*ACTIVITY*
Pictures in the material below are to be left out, and only the lines from the line with "Extract the structured" up to and including the line with "Serialize everything readable" are to be written out exactly.
RECORDS FOR PROCESSING Block Start
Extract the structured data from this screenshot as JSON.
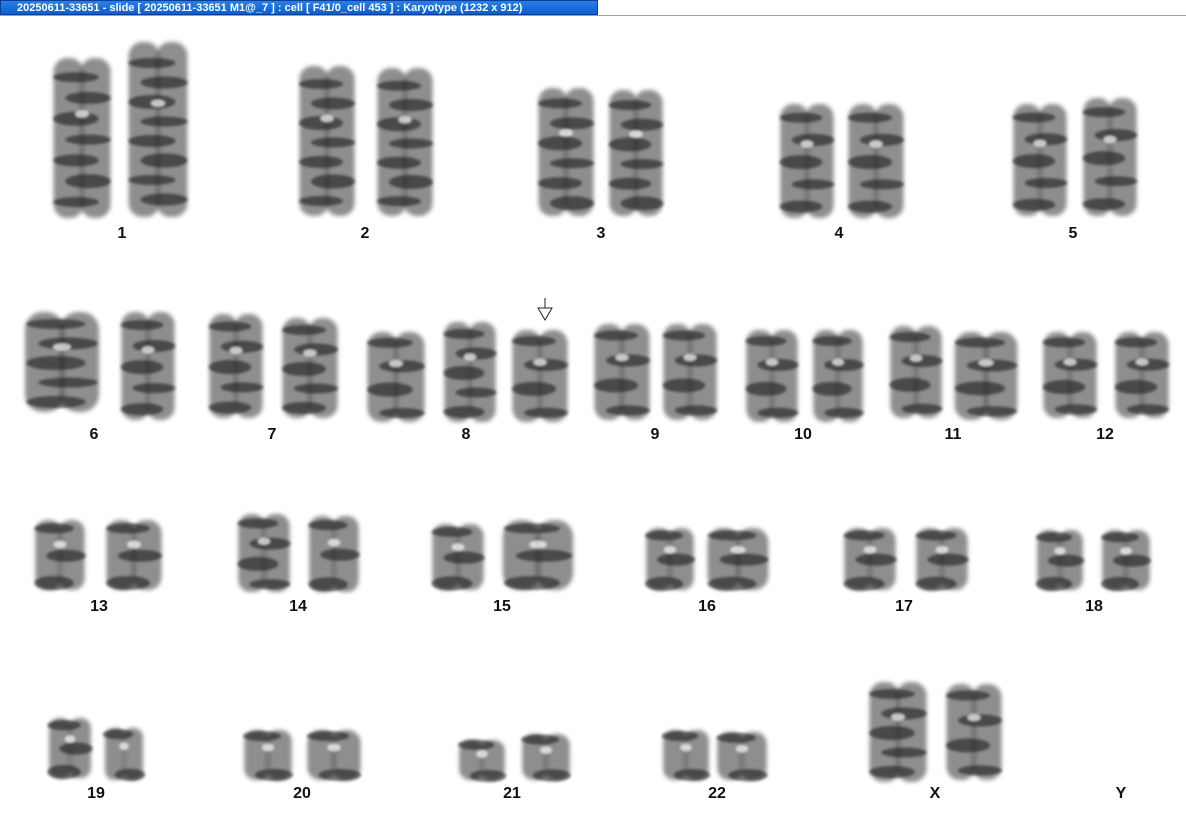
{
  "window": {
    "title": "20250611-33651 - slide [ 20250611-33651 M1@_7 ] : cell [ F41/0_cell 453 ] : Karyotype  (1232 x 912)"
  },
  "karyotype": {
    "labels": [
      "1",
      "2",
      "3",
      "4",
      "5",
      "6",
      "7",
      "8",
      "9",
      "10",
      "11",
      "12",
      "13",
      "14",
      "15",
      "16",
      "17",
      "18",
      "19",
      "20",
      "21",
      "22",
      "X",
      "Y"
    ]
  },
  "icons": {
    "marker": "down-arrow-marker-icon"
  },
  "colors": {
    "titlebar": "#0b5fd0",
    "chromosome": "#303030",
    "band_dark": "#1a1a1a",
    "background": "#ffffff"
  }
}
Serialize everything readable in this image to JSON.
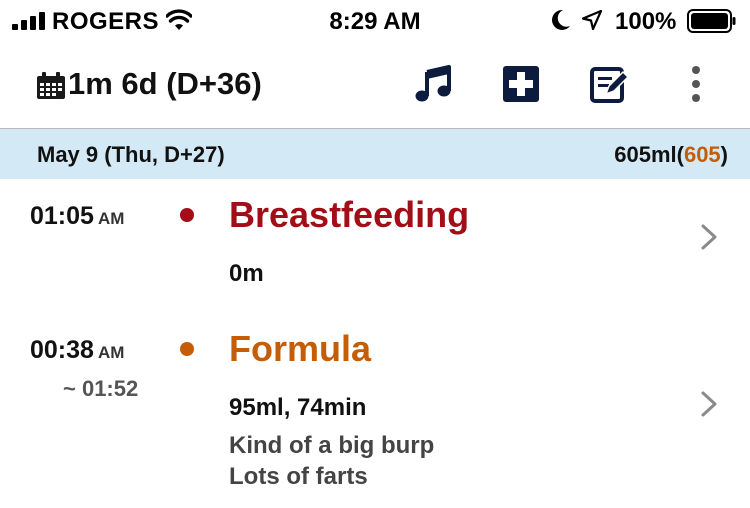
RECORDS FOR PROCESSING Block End
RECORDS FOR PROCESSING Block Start
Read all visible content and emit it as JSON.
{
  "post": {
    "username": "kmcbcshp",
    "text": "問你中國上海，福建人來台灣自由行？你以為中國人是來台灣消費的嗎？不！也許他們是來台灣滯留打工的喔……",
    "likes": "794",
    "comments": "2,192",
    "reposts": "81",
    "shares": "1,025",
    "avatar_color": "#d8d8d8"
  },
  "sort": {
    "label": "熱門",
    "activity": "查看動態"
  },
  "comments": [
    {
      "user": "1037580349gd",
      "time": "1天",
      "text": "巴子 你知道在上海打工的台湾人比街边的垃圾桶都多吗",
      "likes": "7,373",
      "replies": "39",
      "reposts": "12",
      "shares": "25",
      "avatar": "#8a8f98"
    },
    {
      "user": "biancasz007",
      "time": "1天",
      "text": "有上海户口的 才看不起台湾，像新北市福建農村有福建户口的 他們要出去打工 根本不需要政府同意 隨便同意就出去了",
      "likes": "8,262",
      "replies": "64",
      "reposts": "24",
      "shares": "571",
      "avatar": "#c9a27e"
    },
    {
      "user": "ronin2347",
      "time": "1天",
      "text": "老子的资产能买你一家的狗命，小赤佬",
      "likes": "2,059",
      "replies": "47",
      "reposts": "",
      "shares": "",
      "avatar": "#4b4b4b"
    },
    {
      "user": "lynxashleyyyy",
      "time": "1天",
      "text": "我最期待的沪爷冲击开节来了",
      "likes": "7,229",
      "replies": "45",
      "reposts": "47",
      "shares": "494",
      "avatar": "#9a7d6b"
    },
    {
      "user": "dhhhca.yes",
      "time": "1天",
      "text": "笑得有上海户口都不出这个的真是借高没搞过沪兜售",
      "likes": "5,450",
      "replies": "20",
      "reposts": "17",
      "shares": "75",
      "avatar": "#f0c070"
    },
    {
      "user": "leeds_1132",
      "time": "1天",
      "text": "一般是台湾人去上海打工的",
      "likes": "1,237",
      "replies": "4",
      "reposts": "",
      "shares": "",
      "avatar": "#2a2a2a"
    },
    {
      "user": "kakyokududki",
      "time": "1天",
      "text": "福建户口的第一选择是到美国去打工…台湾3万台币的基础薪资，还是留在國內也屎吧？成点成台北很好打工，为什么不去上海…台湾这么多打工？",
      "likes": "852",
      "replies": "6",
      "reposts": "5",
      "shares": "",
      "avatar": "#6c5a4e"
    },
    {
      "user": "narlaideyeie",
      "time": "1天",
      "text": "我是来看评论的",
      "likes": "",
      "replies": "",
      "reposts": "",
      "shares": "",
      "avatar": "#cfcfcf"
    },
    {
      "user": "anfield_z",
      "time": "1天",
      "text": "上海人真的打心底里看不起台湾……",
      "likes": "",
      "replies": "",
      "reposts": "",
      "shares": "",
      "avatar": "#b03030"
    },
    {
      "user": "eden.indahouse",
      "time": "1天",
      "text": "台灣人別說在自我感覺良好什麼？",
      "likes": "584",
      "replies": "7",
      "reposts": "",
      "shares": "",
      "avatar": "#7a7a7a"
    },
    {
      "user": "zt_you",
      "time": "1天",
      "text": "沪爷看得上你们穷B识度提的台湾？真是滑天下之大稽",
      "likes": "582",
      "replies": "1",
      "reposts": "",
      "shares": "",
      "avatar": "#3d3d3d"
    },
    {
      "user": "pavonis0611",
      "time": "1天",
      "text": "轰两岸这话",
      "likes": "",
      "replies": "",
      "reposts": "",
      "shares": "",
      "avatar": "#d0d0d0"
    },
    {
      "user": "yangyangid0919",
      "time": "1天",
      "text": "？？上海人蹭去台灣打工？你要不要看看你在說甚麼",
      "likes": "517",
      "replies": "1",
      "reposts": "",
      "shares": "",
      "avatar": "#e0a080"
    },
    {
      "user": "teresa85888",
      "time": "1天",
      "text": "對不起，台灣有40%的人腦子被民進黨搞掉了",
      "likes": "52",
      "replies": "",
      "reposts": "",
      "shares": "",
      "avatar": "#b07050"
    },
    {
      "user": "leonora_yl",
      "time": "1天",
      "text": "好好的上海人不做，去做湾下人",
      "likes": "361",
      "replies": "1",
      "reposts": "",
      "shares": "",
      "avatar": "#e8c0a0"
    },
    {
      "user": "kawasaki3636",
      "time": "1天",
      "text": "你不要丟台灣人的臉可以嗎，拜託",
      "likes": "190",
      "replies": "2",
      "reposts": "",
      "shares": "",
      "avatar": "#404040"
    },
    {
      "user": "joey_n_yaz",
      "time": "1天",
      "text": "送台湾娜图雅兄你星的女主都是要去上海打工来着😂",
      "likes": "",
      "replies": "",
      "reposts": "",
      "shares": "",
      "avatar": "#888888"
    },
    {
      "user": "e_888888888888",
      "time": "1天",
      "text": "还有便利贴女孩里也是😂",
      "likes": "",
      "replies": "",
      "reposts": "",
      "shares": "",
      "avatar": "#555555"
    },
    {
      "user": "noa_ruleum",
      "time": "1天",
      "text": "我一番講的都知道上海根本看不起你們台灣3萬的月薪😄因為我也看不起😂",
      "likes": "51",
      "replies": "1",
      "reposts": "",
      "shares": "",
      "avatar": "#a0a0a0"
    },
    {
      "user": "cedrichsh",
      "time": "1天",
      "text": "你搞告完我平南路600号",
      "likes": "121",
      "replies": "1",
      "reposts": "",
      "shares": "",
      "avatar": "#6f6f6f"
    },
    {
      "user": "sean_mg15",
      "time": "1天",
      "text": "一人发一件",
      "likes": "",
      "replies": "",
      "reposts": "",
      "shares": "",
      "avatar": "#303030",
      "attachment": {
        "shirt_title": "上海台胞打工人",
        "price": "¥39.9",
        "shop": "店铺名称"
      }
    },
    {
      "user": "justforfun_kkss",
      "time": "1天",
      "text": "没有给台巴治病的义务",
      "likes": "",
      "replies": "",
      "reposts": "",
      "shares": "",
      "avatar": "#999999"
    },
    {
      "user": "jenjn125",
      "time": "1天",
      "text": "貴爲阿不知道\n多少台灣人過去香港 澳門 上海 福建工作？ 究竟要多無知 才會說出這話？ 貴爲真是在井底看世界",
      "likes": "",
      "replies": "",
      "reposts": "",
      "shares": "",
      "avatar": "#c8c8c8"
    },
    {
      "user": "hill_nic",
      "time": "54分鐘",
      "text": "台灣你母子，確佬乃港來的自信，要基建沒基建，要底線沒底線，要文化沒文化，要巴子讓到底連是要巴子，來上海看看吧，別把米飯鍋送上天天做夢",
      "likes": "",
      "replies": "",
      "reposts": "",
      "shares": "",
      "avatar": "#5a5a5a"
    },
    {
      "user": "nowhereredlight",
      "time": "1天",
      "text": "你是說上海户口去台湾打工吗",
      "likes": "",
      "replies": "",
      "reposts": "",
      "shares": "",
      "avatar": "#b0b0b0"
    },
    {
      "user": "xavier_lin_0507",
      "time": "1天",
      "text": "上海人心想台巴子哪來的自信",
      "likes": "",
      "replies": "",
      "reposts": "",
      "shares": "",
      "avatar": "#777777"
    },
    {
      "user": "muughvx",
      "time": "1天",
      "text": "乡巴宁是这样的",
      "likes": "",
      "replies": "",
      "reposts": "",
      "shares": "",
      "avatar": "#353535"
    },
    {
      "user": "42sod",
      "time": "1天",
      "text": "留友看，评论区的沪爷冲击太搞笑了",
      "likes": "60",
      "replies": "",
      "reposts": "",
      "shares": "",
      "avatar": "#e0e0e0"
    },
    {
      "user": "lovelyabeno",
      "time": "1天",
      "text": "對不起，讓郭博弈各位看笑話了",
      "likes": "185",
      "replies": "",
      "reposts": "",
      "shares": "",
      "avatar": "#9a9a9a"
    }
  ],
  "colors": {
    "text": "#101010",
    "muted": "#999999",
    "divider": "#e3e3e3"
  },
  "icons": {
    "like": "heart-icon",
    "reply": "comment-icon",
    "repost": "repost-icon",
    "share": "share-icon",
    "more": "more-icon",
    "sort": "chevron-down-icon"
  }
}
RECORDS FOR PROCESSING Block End
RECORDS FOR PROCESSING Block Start
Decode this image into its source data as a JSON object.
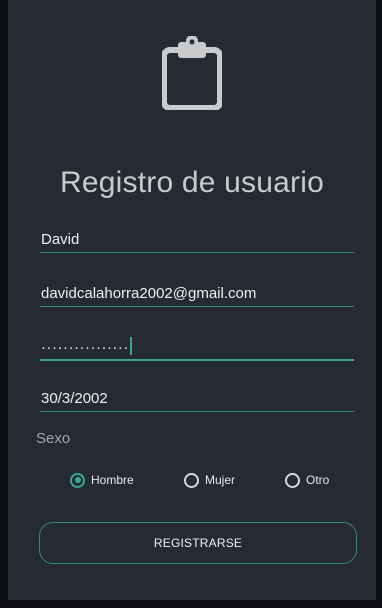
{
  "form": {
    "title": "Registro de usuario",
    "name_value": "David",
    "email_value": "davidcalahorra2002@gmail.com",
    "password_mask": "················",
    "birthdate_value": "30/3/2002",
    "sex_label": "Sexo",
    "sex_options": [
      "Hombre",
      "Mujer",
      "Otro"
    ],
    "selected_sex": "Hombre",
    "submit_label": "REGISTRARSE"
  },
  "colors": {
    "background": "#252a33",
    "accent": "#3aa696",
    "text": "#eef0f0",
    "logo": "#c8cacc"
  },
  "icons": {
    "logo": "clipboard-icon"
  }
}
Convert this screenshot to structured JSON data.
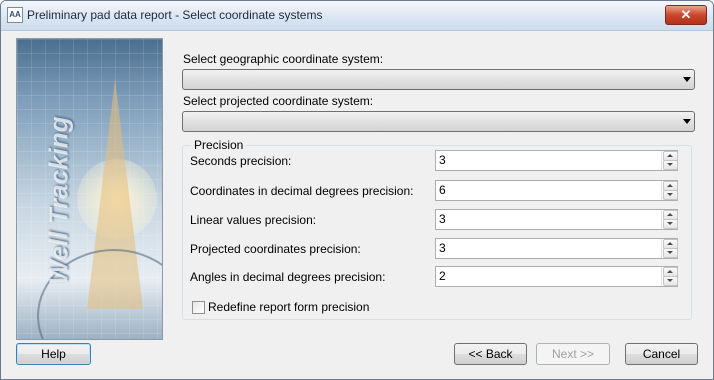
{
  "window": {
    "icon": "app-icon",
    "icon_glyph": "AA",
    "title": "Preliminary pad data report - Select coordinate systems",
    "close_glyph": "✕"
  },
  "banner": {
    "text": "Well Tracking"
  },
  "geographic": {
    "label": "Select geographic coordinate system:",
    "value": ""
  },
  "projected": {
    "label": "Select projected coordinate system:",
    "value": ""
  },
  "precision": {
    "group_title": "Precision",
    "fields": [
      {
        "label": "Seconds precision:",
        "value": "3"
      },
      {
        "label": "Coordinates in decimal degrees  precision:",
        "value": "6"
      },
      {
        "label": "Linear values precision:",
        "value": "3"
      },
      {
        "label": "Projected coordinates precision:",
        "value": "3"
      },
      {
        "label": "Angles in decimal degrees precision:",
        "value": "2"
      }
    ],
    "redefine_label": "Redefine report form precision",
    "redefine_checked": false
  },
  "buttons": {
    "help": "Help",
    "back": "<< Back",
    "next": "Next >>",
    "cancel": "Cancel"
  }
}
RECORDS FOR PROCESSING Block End
*EXERCISE RESPONSE*
Extract the structured data from this screenshot as JSON.
{
  "window": {
    "title": "20250611-33651 - slide [ 20250611-33651 M1@_7 ] : cell [ F41/0_cell 453 ] : Karyotype  (1232 x 912)"
  },
  "karyotype": {
    "labels": [
      "1",
      "2",
      "3",
      "4",
      "5",
      "6",
      "7",
      "8",
      "9",
      "10",
      "11",
      "12",
      "13",
      "14",
      "15",
      "16",
      "17",
      "18",
      "19",
      "20",
      "21",
      "22",
      "X",
      "Y"
    ]
  },
  "icons": {
    "marker": "down-arrow-marker-icon"
  },
  "colors": {
    "titlebar": "#0b5fd0",
    "chromosome": "#303030",
    "band_dark": "#1a1a1a",
    "background": "#ffffff"
  }
}
Serialize everything readable in this image to JSON.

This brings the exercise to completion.